Emma’s eyes were instantly withdrawn; and she sat silently meditating, in a fixed attitude, for a few minutes. A few minutes were sufficient for making her acquainted with her own heart. A mind like hers, once opening to suspicion, made rapid progress; she touched, she admitted, she acknowledged the whole truth. Why was it so much worse that Harriet should be in love with Mr. Knightley than with Frank Churchill? Why was the evil so dreadfully increased by Harriet’s having some hope of a return? It darted through her with the speed of an arrow that Mr. Knightley must marry no one but herself!

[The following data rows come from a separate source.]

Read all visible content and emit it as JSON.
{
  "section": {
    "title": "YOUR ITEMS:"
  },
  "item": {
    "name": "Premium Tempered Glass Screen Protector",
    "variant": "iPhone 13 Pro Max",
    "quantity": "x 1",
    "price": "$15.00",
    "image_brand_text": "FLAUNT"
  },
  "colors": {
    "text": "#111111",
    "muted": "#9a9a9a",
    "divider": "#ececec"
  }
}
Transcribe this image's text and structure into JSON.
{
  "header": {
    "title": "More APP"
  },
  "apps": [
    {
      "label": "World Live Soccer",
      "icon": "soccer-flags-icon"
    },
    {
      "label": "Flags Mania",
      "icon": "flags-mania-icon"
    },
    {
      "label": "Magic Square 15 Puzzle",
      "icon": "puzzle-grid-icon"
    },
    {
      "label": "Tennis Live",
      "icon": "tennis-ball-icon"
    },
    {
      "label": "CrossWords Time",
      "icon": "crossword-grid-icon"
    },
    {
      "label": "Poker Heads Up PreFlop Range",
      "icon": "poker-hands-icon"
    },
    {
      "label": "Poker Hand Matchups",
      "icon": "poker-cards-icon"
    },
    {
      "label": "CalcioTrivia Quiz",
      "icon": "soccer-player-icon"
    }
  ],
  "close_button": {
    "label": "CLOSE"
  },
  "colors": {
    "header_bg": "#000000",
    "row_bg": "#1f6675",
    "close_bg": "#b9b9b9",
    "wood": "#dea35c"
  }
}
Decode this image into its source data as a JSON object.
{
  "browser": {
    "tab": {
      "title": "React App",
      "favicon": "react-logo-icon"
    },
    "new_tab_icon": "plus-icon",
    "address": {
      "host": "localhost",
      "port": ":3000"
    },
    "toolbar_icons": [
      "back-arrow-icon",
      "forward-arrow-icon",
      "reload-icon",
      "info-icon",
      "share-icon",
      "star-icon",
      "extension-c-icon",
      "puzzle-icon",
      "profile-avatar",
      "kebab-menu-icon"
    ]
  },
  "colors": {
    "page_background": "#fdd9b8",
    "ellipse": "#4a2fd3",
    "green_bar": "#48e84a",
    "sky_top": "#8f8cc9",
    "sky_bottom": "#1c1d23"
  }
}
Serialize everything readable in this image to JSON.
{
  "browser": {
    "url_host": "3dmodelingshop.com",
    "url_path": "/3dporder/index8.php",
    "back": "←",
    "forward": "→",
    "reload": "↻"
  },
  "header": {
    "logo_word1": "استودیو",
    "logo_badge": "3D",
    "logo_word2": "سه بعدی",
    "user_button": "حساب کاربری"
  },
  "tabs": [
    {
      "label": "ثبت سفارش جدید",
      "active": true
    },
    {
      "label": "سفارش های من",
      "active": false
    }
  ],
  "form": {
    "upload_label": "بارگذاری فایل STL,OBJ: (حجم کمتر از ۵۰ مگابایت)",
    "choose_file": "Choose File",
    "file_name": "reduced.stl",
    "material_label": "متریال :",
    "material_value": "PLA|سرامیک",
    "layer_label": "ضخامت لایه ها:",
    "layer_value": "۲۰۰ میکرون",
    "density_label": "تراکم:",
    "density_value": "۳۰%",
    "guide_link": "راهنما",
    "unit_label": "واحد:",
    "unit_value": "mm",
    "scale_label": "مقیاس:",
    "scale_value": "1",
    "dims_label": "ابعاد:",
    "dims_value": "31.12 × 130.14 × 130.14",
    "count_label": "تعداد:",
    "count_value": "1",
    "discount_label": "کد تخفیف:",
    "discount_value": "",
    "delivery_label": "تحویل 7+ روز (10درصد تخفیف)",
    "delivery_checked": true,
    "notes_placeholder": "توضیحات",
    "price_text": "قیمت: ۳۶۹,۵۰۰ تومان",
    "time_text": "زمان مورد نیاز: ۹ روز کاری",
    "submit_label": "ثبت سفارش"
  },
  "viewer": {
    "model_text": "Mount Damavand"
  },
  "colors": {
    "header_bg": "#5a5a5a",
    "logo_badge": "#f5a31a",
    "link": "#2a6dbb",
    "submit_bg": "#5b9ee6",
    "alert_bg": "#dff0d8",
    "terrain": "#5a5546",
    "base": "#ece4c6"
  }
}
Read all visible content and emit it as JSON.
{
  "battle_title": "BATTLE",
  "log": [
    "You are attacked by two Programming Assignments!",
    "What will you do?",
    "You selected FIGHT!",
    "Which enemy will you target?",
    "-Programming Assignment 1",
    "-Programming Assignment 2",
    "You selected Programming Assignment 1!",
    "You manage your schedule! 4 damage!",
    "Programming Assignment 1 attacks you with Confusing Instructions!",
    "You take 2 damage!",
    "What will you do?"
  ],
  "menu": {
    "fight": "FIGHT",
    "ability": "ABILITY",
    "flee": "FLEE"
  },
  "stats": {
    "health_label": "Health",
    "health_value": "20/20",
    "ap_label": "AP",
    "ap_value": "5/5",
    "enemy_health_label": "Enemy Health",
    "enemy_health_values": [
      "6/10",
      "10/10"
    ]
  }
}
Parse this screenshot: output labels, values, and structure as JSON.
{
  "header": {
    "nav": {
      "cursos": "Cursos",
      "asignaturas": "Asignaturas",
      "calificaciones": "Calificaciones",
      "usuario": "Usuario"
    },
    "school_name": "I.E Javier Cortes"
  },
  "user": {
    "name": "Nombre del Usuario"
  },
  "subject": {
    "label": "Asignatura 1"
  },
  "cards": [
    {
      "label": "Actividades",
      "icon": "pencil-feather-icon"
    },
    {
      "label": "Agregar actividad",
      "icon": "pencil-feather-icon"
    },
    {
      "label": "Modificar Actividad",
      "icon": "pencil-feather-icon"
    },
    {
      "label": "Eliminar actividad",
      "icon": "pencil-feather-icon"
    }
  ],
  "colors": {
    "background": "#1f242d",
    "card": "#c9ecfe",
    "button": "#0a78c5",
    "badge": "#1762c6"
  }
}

This quotation, from Chapter 47, comes in the midst of Emma’s conversation with Harriet in which Harriet confesses her feelings for Mr. Knightley. For the majority of the novel, Emma’s suspicions and her attention have been misdirected, focusing on Harriet’s possible matches and on her speculations about Jane. Once her perceptiveness and ability to see beyond appearances are finally directed appropriately (after her realization that Frank and Jane are engaged), she makes a swift leap forward in her own self-understanding. However, Emma does not come to the realization that she loves Knightley on her own; only her jealousy of Harriet brings her there. The relationship between Emma and Knightley, though based on their private history together, takes shape only in the context of the surrounding web of social relationships.